But not just more important than your time, but the time of everyone that’s in line. They are stealing from you and everyone else in line because of their status.
These teachers also steal. Not just with their self-importance, but they steal from the most vulnerable, those who have no one to defend or speak up for them. They steal from widows. When the husband died, these teachers became administrators of their estate and swindled it from the defenseless widow.
These are not nice people. They are “religious” to be sure, they put on a show for all to see. They make their prayers long and with lots of fancy words that are meant to impress people. But God,s not impressed.
How do you impress God? By how much you do? How much you give? By the bumper stickers on your car? By the size of the Bible you carry?
Here’s what will absolutely, always get God’s attention.
For You do not delight in sacrifice, or I would bring it; You take no pleasure in burnt offerings. The sacrifices of God are a broken spirit; a broken and a contrite heart, O God, You will not despise.

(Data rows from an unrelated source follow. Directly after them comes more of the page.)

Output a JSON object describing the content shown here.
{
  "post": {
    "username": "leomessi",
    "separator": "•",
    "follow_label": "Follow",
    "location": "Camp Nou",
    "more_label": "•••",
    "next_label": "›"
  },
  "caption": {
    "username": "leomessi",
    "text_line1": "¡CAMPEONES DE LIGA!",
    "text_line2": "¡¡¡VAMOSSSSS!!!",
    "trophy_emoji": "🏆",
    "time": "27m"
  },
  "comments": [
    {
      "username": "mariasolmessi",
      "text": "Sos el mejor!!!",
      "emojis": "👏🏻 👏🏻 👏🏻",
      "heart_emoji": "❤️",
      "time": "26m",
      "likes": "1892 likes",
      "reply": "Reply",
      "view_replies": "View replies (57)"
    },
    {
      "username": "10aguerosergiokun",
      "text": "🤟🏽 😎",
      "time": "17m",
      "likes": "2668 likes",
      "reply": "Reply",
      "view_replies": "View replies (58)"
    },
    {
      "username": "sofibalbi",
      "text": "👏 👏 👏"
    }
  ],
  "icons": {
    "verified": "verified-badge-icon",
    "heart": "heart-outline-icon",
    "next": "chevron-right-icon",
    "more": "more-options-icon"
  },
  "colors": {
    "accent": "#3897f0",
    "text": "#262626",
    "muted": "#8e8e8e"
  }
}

You want to get God to pay attention to you? It’s not about bringing a sacrifice, doing something for God. But it’s about what’s going on inside your heart. Inside your spirit.
How does your prayer life sound? Like this: “God, I thank you that I am not like other people—robbers, evildoers, adulterers—or even like this tax collector.” Or does your prayer life sound more like this? “God, have mercy on me, a sinner.”
It’s a big difference. The first prayer certainly sounds like it could have come from many people that fill lots of churches with their self-professed uniqueness and superiority. Or they stay away from houses of worship because they are better than those hypocrites.
The fact is that we all are overly proud of ourselves. Our accomplishments. And even our spirituality. We’re not just different. We’re better. We’re superior.
And that’s a problem.
Look at Jesus. The only one who has the right to be superior, because he actually is. He’s the one and only, unique son of God. He’s also God the son, God from eternity past who came not to be worshiped, but to serve. To feed the hungry. Wash dirty feet. Touch and heal the sick. Raise the dead.
just as the Son of Man did not come to be served, but to serve, and to give his life as a ransom for many.
How are you doing with watching out for Jesus? Watching out for opportunities to serve and give?
 Luke 18:11-13